Exercise aim:
All records, minus the pictures: write them out exactly.

(Element data from apps and pages)

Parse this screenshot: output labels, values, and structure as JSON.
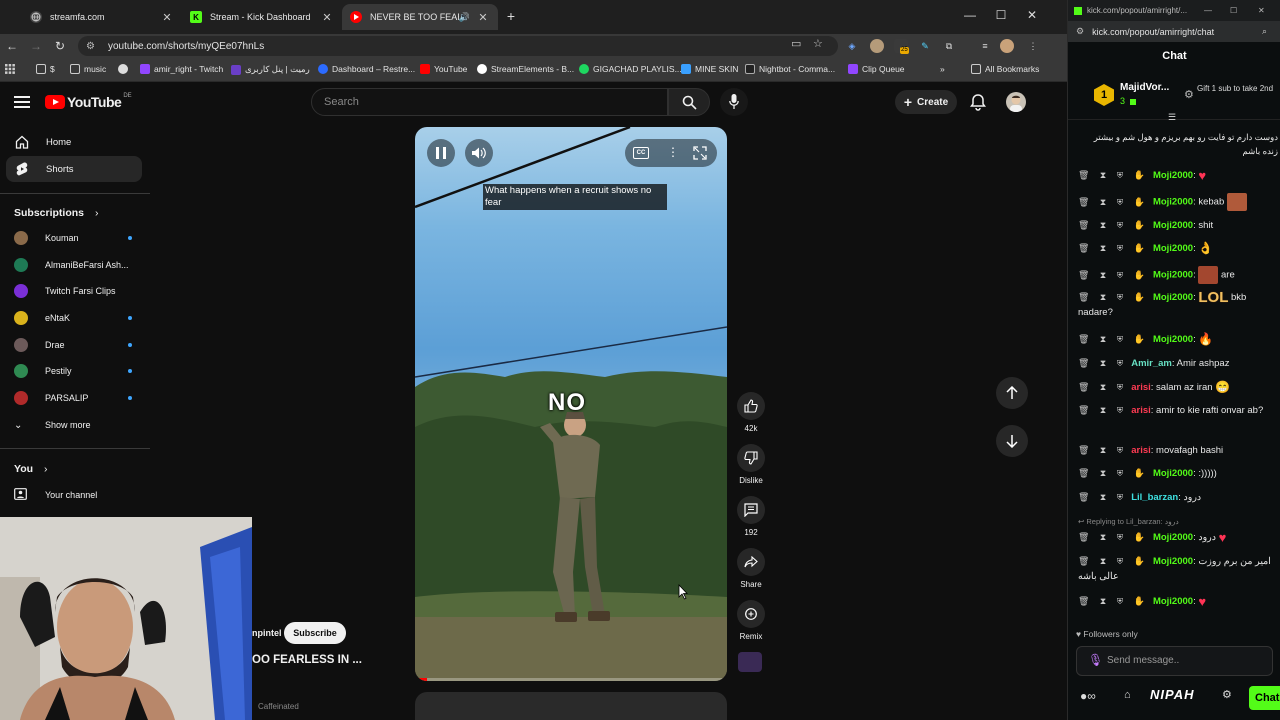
{
  "browser": {
    "tabs": [
      {
        "title": "streamfa.com",
        "favicon_color": "#2b2b2b"
      },
      {
        "title": "Stream - Kick Dashboard",
        "favicon_color": "#53fc18"
      },
      {
        "title": "NEVER BE TOO FEARLESS II",
        "favicon_color": "#ff0000",
        "active": true
      }
    ],
    "url": "youtube.com/shorts/myQEe07hnLs",
    "bookmarks": [
      {
        "label": "$",
        "icon": "folder-icon"
      },
      {
        "label": "music",
        "icon": "folder-icon"
      },
      {
        "label": "",
        "icon": "github-icon"
      },
      {
        "label": "amir_right - Twitch",
        "icon": "twitch-icon"
      },
      {
        "label": "رمیت | پنل کاربری",
        "icon": "purple-app-icon"
      },
      {
        "label": "Dashboard – Restre...",
        "icon": "restream-icon"
      },
      {
        "label": "YouTube",
        "icon": "youtube-icon"
      },
      {
        "label": "StreamElements - B...",
        "icon": "streamelements-icon"
      },
      {
        "label": "GIGACHAD PLAYLIS...",
        "icon": "spotify-icon"
      },
      {
        "label": "MINE SKIN",
        "icon": "blue-bird-icon"
      },
      {
        "label": "Nightbot - Comma...",
        "icon": "nightbot-icon"
      },
      {
        "label": "Clip Queue",
        "icon": "twitch-icon"
      },
      {
        "label": "All Bookmarks",
        "icon": "folder-icon"
      }
    ],
    "extension_badge": "25"
  },
  "youtube": {
    "logo_text": "YouTube",
    "country": "DE",
    "search_placeholder": "Search",
    "create_label": "Create",
    "sidebar": {
      "home": "Home",
      "shorts": "Shorts",
      "subscriptions_heading": "Subscriptions",
      "subscriptions": [
        {
          "name": "Kouman",
          "color": "#8a6a4a",
          "new": true
        },
        {
          "name": "AlmaniBeFarsi Ash...",
          "color": "#1e7a55",
          "new": false
        },
        {
          "name": "Twitch Farsi Clips",
          "color": "#7a2fd6",
          "new": false
        },
        {
          "name": "eNtaK",
          "color": "#d9b21c",
          "new": true
        },
        {
          "name": "Drae",
          "color": "#6c5a5a",
          "new": true
        },
        {
          "name": "Pestily",
          "color": "#2f8a52",
          "new": true
        },
        {
          "name": "PARSALIP",
          "color": "#b02a2a",
          "new": true
        }
      ],
      "show_more": "Show more",
      "you_heading": "You",
      "your_channel": "Your channel"
    },
    "short": {
      "caption": "What happens when a recruit shows no fear",
      "overlay_word": "NO",
      "progress": 0.04,
      "channel_name": "npintel",
      "subscribe_label": "Subscribe",
      "title": "OO FEARLESS IN ...",
      "likes": "42k",
      "dislike_label": "Dislike",
      "comments": "192",
      "share_label": "Share",
      "remix_label": "Remix",
      "cc_label": "CC"
    },
    "webcam_caption": "Caffeinated"
  },
  "kick": {
    "window_url": "kick.com/popout/amirright/...",
    "url": "kick.com/popout/amirright/chat",
    "chat_title": "Chat",
    "top_gifter": {
      "rank": "1",
      "name": "MajidVor...",
      "count": "3"
    },
    "gift_cta": "Gift 1 sub to take 2nd",
    "messages": [
      {
        "user": "",
        "text": "دوست دارم تو فایت رو بهم بریزم و هول شم و بیشتر زنده باشم",
        "color": "u-teal"
      },
      {
        "user": "Moji2000",
        "text": "",
        "emote": "heart",
        "color": "u-green"
      },
      {
        "user": "Moji2000",
        "text": "kebab",
        "emote": "face",
        "color": "u-green"
      },
      {
        "user": "Moji2000",
        "text": "shit",
        "color": "u-green"
      },
      {
        "user": "Moji2000",
        "text": "",
        "emote": "ok-hand",
        "color": "u-green"
      },
      {
        "user": "Moji2000",
        "text": "are",
        "emote": "face-pre",
        "color": "u-green"
      },
      {
        "user": "Moji2000",
        "text": "bkb nadare?",
        "emote": "lol",
        "color": "u-green"
      },
      {
        "user": "Moji2000",
        "text": "",
        "emote": "fire",
        "color": "u-green"
      },
      {
        "user": "Amir_am",
        "text": "Amir ashpaz",
        "color": "u-teal"
      },
      {
        "user": "arisi",
        "text": "salam az iran",
        "emote": "grin",
        "color": "u-red"
      },
      {
        "user": "arisi",
        "text": "amir to kie rafti onvar ab?",
        "color": "u-red"
      },
      {
        "user": "arisi",
        "text": "movafagh bashi",
        "color": "u-red"
      },
      {
        "user": "Moji2000",
        "text": ":)))))",
        "color": "u-green"
      },
      {
        "user": "Lil_barzan",
        "text": "درود",
        "color": "u-cyan"
      },
      {
        "user": "Moji2000",
        "text": "درود",
        "emote": "heart",
        "color": "u-green",
        "reply": "Replying to Lil_barzan: درود"
      },
      {
        "user": "Moji2000",
        "text": "امیر من برم روزت عالی باشه",
        "color": "u-green"
      },
      {
        "user": "Moji2000",
        "text": "",
        "emote": "heart",
        "color": "u-green"
      }
    ],
    "followers_only": "Followers only",
    "input_placeholder": "Send message..",
    "bottom_logo": "NIPAH",
    "chat_button": "Chat"
  }
}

Response box:
Parse this screenshot: output labels, values, and structure as JSON.
{
  "browser": {
    "tabs": [
      {
        "title": "streamfa.com",
        "favicon_color": "#2b2b2b"
      },
      {
        "title": "Stream - Kick Dashboard",
        "favicon_color": "#53fc18"
      },
      {
        "title": "NEVER BE TOO FEARLESS II",
        "favicon_color": "#ff0000",
        "active": true
      }
    ],
    "url": "youtube.com/shorts/myQEe07hnLs",
    "bookmarks": [
      {
        "label": "$",
        "icon": "folder-icon"
      },
      {
        "label": "music",
        "icon": "folder-icon"
      },
      {
        "label": "",
        "icon": "github-icon"
      },
      {
        "label": "amir_right - Twitch",
        "icon": "twitch-icon"
      },
      {
        "label": "رمیت | پنل کاربری",
        "icon": "purple-app-icon"
      },
      {
        "label": "Dashboard – Restre...",
        "icon": "restream-icon"
      },
      {
        "label": "YouTube",
        "icon": "youtube-icon"
      },
      {
        "label": "StreamElements - B...",
        "icon": "streamelements-icon"
      },
      {
        "label": "GIGACHAD PLAYLIS...",
        "icon": "spotify-icon"
      },
      {
        "label": "MINE SKIN",
        "icon": "blue-bird-icon"
      },
      {
        "label": "Nightbot - Comma...",
        "icon": "nightbot-icon"
      },
      {
        "label": "Clip Queue",
        "icon": "twitch-icon"
      },
      {
        "label": "All Bookmarks",
        "icon": "folder-icon"
      }
    ],
    "extension_badge": "25"
  },
  "youtube": {
    "logo_text": "YouTube",
    "country": "DE",
    "search_placeholder": "Search",
    "create_label": "Create",
    "sidebar": {
      "home": "Home",
      "shorts": "Shorts",
      "subscriptions_heading": "Subscriptions",
      "subscriptions": [
        {
          "name": "Kouman",
          "color": "#8a6a4a",
          "new": true
        },
        {
          "name": "AlmaniBeFarsi Ash...",
          "color": "#1e7a55",
          "new": false
        },
        {
          "name": "Twitch Farsi Clips",
          "color": "#7a2fd6",
          "new": false
        },
        {
          "name": "eNtaK",
          "color": "#d9b21c",
          "new": true
        },
        {
          "name": "Drae",
          "color": "#6c5a5a",
          "new": true
        },
        {
          "name": "Pestily",
          "color": "#2f8a52",
          "new": true
        },
        {
          "name": "PARSALIP",
          "color": "#b02a2a",
          "new": true
        }
      ],
      "show_more": "Show more",
      "you_heading": "You",
      "your_channel": "Your channel"
    },
    "short": {
      "caption": "What happens when a recruit shows no fear",
      "overlay_word": "NO",
      "progress": 0.04,
      "channel_name": "npintel",
      "subscribe_label": "Subscribe",
      "title": "OO FEARLESS IN ...",
      "likes": "42k",
      "dislike_label": "Dislike",
      "comments": "192",
      "share_label": "Share",
      "remix_label": "Remix",
      "cc_label": "CC"
    },
    "webcam_caption": "Caffeinated"
  },
  "kick": {
    "window_url": "kick.com/popout/amirright/...",
    "url": "kick.com/popout/amirright/chat",
    "chat_title": "Chat",
    "top_gifter": {
      "rank": "1",
      "name": "MajidVor...",
      "count": "3"
    },
    "gift_cta": "Gift 1 sub to take 2nd",
    "messages": [
      {
        "user": "",
        "text": "دوست دارم تو فایت رو بهم بریزم و هول شم و بیشتر زنده باشم",
        "color": "u-teal"
      },
      {
        "user": "Moji2000",
        "text": "",
        "emote": "heart",
        "color": "u-green"
      },
      {
        "user": "Moji2000",
        "text": "kebab",
        "emote": "face",
        "color": "u-green"
      },
      {
        "user": "Moji2000",
        "text": "shit",
        "color": "u-green"
      },
      {
        "user": "Moji2000",
        "text": "",
        "emote": "ok-hand",
        "color": "u-green"
      },
      {
        "user": "Moji2000",
        "text": "are",
        "emote": "face-pre",
        "color": "u-green"
      },
      {
        "user": "Moji2000",
        "text": "bkb nadare?",
        "emote": "lol",
        "color": "u-green"
      },
      {
        "user": "Moji2000",
        "text": "",
        "emote": "fire",
        "color": "u-green"
      },
      {
        "user": "Amir_am",
        "text": "Amir ashpaz",
        "color": "u-teal"
      },
      {
        "user": "arisi",
        "text": "salam az iran",
        "emote": "grin",
        "color": "u-red"
      },
      {
        "user": "arisi",
        "text": "amir to kie rafti onvar ab?",
        "color": "u-red"
      },
      {
        "user": "arisi",
        "text": "movafagh bashi",
        "color": "u-red"
      },
      {
        "user": "Moji2000",
        "text": ":)))))",
        "color": "u-green"
      },
      {
        "user": "Lil_barzan",
        "text": "درود",
        "color": "u-cyan"
      },
      {
        "user": "Moji2000",
        "text": "درود",
        "emote": "heart",
        "color": "u-green",
        "reply": "Replying to Lil_barzan: درود"
      },
      {
        "user": "Moji2000",
        "text": "امیر من برم روزت عالی باشه",
        "color": "u-green"
      },
      {
        "user": "Moji2000",
        "text": "",
        "emote": "heart",
        "color": "u-green"
      }
    ],
    "followers_only": "Followers only",
    "input_placeholder": "Send message..",
    "bottom_logo": "NIPAH",
    "chat_button": "Chat"
  }
}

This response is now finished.